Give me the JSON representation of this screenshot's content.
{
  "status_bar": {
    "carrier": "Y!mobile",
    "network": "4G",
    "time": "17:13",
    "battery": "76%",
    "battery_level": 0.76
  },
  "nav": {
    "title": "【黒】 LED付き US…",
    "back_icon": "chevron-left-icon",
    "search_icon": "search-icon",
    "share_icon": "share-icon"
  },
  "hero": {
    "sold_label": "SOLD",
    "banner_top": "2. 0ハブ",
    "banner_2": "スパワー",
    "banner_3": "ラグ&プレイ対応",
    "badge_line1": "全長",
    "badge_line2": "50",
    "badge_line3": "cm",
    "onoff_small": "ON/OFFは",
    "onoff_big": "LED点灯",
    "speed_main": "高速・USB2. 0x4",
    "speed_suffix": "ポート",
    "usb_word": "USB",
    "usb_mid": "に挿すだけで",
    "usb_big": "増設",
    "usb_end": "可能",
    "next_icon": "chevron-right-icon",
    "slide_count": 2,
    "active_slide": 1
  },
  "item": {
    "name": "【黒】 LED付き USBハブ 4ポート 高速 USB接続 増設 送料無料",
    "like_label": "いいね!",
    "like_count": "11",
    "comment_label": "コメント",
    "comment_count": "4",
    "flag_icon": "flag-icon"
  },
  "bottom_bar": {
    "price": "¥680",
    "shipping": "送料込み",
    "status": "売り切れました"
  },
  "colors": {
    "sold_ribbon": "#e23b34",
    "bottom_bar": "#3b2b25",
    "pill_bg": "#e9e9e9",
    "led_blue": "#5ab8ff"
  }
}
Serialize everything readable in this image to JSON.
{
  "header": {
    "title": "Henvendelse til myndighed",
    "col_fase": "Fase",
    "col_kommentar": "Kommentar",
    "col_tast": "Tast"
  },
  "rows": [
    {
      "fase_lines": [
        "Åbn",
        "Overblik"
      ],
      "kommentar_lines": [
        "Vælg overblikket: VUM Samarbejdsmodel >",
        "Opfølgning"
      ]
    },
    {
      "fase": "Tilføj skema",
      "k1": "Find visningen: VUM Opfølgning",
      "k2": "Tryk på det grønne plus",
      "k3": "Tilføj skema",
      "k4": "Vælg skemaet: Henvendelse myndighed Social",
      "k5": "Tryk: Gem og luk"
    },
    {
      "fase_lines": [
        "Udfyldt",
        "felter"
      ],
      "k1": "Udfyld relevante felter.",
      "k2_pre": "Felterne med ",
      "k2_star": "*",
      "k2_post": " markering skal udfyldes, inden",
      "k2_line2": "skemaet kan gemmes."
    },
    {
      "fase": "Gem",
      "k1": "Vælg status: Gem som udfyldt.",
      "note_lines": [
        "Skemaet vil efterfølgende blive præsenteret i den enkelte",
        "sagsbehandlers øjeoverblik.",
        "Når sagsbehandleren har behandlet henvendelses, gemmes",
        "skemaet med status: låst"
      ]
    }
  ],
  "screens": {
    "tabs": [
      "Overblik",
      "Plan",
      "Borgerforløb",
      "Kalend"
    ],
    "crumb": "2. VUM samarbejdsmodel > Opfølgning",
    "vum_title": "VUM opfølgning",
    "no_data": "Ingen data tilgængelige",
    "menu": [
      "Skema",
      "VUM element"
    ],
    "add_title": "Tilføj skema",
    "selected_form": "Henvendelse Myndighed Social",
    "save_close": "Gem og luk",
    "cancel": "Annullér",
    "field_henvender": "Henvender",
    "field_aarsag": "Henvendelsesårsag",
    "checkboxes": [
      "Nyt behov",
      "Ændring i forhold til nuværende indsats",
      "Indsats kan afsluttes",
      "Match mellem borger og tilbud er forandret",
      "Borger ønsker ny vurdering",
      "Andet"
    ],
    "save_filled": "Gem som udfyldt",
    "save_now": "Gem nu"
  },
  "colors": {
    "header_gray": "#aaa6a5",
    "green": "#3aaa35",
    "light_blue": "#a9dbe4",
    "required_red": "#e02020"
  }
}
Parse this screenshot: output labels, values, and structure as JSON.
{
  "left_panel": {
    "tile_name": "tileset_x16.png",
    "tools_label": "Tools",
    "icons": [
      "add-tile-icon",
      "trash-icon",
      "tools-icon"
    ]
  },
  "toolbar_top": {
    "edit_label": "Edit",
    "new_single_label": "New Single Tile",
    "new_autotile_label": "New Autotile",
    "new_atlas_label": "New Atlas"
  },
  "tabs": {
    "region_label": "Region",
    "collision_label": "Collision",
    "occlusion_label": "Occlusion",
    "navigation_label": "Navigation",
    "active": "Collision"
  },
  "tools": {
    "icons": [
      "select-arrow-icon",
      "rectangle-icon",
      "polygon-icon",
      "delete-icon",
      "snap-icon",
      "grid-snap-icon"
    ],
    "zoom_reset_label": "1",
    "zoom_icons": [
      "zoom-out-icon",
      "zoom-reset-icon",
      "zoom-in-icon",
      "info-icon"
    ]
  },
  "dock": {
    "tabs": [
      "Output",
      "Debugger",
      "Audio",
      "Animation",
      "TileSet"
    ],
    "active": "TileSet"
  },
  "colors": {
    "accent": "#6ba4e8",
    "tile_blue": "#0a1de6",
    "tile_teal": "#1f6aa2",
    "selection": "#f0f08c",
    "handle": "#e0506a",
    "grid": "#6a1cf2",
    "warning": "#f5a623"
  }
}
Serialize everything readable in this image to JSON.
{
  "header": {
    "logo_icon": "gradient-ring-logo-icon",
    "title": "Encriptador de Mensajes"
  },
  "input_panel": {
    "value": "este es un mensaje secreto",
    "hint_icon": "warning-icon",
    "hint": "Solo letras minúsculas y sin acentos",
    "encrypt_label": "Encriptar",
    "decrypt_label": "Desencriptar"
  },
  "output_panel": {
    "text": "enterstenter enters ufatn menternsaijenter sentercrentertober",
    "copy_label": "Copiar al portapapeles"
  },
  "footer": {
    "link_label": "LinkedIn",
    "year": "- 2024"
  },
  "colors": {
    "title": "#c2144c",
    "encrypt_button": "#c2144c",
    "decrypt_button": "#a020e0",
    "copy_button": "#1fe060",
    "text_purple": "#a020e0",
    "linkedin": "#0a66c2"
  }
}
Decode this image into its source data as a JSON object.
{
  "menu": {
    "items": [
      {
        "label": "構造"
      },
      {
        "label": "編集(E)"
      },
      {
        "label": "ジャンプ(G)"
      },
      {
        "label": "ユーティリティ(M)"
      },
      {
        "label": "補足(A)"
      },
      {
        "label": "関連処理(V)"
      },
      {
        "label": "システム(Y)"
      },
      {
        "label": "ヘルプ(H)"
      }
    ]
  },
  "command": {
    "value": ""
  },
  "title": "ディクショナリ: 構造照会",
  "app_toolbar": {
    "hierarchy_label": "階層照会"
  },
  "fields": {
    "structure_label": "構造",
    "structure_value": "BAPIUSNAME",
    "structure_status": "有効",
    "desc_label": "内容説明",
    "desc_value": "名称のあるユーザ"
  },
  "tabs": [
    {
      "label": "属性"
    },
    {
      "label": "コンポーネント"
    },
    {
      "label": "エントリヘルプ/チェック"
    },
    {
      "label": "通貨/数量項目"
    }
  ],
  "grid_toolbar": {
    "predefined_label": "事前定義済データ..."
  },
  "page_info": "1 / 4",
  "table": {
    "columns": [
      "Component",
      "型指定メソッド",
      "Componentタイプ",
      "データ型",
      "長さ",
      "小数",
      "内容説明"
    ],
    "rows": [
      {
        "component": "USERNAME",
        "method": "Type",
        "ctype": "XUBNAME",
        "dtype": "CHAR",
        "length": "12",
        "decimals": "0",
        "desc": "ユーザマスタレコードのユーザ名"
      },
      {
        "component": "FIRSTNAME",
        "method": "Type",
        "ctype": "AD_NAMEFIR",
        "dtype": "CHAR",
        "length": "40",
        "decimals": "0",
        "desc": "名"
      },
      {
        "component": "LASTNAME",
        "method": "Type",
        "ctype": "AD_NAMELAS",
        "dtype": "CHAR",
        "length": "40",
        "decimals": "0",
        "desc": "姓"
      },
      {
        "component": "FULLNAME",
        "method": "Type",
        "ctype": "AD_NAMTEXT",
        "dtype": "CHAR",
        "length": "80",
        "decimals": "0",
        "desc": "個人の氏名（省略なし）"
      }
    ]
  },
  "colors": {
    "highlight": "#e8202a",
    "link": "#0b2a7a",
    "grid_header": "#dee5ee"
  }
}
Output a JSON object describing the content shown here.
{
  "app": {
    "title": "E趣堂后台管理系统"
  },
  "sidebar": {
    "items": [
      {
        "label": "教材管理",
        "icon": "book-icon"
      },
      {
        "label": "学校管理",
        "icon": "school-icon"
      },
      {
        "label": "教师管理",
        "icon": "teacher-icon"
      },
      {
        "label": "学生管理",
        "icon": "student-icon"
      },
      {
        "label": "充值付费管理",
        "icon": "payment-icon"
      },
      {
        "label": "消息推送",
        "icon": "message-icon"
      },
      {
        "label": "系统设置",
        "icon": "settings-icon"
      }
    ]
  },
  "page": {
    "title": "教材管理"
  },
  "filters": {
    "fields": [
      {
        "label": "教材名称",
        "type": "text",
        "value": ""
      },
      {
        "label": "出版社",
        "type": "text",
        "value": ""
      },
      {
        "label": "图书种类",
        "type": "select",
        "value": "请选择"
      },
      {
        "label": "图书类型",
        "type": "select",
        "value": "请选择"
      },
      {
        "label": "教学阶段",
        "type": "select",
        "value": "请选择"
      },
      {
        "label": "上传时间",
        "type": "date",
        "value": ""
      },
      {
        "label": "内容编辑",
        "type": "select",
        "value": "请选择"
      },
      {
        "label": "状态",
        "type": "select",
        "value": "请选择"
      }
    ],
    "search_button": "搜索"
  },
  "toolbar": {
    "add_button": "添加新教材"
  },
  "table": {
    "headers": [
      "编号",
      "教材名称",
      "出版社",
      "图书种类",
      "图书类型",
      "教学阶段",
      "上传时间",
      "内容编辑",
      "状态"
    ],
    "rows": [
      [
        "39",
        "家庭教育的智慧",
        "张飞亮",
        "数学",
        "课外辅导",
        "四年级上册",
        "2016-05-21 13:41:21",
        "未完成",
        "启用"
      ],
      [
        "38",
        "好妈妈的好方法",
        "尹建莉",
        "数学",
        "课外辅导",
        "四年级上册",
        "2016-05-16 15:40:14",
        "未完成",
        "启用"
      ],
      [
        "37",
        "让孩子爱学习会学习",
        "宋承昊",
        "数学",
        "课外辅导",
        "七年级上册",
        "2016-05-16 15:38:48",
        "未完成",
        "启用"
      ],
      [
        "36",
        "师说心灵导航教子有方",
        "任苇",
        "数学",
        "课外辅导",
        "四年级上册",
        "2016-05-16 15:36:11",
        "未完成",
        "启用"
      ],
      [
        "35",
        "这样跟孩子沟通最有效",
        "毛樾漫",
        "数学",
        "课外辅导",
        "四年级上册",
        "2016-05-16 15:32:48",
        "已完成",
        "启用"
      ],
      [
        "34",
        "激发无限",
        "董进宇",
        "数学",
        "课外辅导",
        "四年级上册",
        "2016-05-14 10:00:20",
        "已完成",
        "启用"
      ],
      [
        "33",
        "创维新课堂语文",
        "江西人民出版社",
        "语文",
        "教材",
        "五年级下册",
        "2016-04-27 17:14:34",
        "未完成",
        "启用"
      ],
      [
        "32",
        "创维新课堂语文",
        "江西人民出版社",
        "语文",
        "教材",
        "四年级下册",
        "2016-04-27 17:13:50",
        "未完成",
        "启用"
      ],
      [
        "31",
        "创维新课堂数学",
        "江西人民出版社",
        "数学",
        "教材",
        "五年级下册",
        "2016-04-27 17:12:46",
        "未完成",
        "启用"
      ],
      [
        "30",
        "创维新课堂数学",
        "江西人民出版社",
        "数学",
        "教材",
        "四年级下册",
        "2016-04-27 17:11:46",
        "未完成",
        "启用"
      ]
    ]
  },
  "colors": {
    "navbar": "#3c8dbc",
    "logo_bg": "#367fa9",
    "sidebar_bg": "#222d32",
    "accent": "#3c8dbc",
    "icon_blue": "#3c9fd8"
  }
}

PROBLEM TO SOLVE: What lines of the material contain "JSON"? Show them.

RESPONSE:
Give me the JSON representation of this screenshot's content.
Serialize everything readable in this image to JSON.
Parse this screenshot: output labels, values, and structure as JSON.
Serialize everything readable in this image to JSON.
Decode this image into its source data as a JSON object.
Output a JSON object describing the content shown here.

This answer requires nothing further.